It would have been monotonous to include everything but one might have hoped for a a slightly broader coverage. The decisive factor may have been the amount of historical footage available. The material relating to Christo and Jeanne-Claude is priceless – a time capsule of the late 1960s that dominates the first third of the film. There’s also excellent coverage of Gilbert and George’s The Singing Sculpture, and the media-magnet antics of Moorman and Paik.
These dips into the vaults are so fascinating one might wish the documentary spent less time in the present. A scene drags on too long in which artist, Agatha Gothe Snape, tells Kaldor about a high tech gimmick he might use in the AGNSW show. There’s also too much time devoted to discussions of indigenous issues by Christian Thompson and Jonathan Jones. It’s worth noting that Kaldor never seems to have given a thought to indigenous art until 2016, when Jones’s Barrangal Dyara (Skin and Bones), opened his eyes to the deeper history of this country.
We may be thankful for that awakening, but it was a late development. Jones’s work was project no. 32, and to hear him speak for six minutes gives a disproportionate weight to the indigenous theme in the context of an enterprise that has lasted half a century. (Some might also argue that the projects have featured too few female artists.)
Nevertheless, Jones has probably the best line in the entire film when he says: “Sometimes it does feel that Australia has been wrapped up in someone else’s story.” One thinks immediately of Christo’s wrapped coast, and all that followed. For an indigenous artist the procession of projects by international invitees was“someone else’s story” right up until 2016.
John Kaldor, the former refugee, has worked tirelessly to bring the best of international art to Australia, but paid little attention to the art that had been here all along. It was a threshold that had to be crossed if the Art Projects were to be as all-encompassing and open-ended as initially envisaged.
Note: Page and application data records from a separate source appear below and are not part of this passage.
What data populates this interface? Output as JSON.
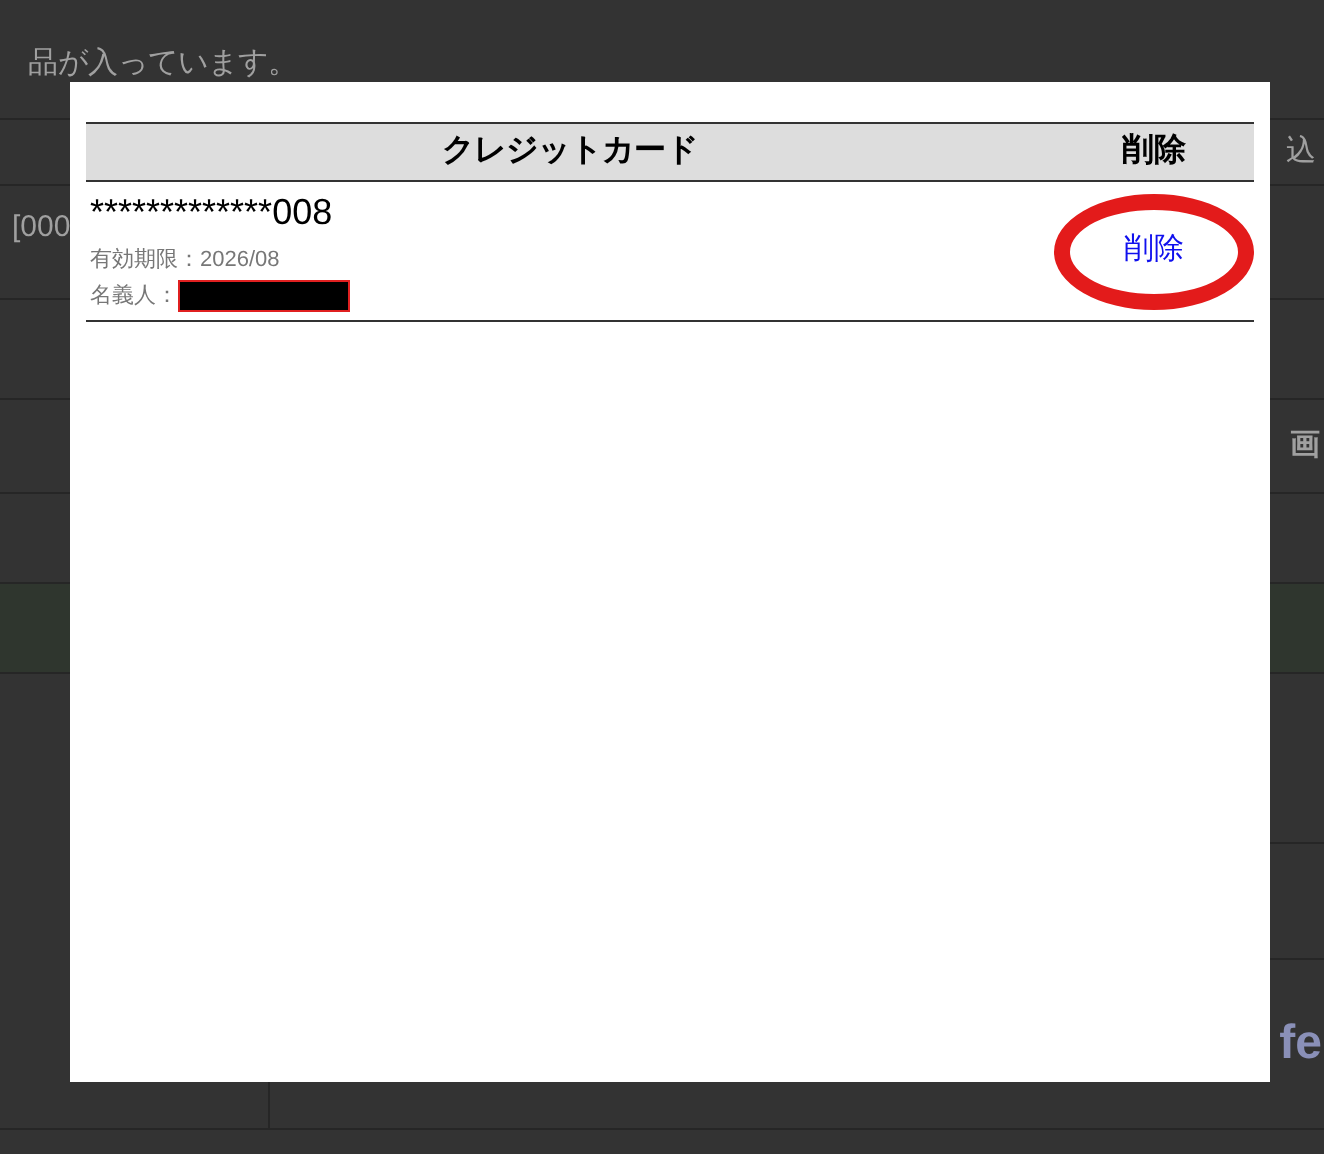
{
  "background": {
    "notice": "品が入っています。",
    "table_header_fragment": "込",
    "row_fragment": "[000",
    "screen_fragment": "画",
    "logo_fragment": "fe"
  },
  "modal": {
    "columns": [
      "クレジットカード",
      "削除"
    ],
    "cards": [
      {
        "number": "*************008",
        "expiry": "有効期限：2026/08",
        "holder_label": "名義人：",
        "delete_link": "削除",
        "highlighted": true
      }
    ]
  }
}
The public art projects may have begun with a stale sandwich, but the great challenge has always been to keep them fresh.
It All Started with a Stale Sandwich
Written & directed by Samantha Lang
Australia, rated M, 94 mins
Published in Artist Profile 48, July 2019